## DATA FOR ANALYSIS
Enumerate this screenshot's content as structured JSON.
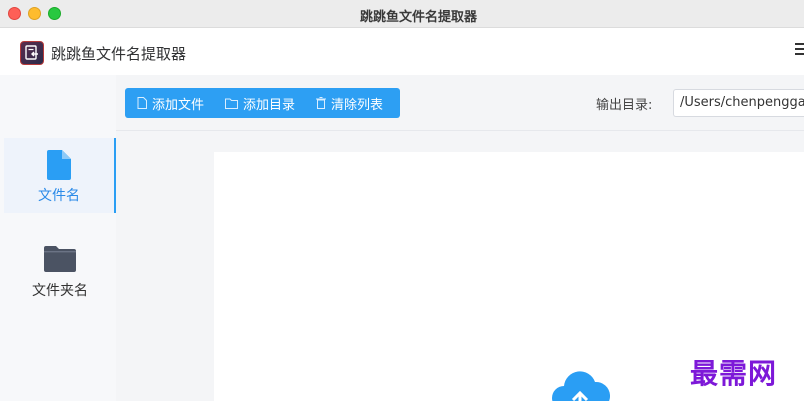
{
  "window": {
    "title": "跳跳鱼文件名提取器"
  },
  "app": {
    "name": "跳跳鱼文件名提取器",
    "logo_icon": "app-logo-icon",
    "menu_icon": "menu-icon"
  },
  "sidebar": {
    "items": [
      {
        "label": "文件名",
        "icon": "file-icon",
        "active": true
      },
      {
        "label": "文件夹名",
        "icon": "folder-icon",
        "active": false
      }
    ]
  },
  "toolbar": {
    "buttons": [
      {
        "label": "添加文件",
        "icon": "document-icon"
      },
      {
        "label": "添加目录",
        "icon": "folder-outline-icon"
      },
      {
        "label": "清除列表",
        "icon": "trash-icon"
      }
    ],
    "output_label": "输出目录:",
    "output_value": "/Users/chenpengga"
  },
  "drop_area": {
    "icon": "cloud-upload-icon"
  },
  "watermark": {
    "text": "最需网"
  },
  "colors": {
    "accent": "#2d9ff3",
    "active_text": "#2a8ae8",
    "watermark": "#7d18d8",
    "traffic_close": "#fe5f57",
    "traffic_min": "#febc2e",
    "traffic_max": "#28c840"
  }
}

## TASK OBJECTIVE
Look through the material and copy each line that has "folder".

## WRITTEN SOLUTION
        "icon": "folder-icon",
        "icon": "folder-outline-icon"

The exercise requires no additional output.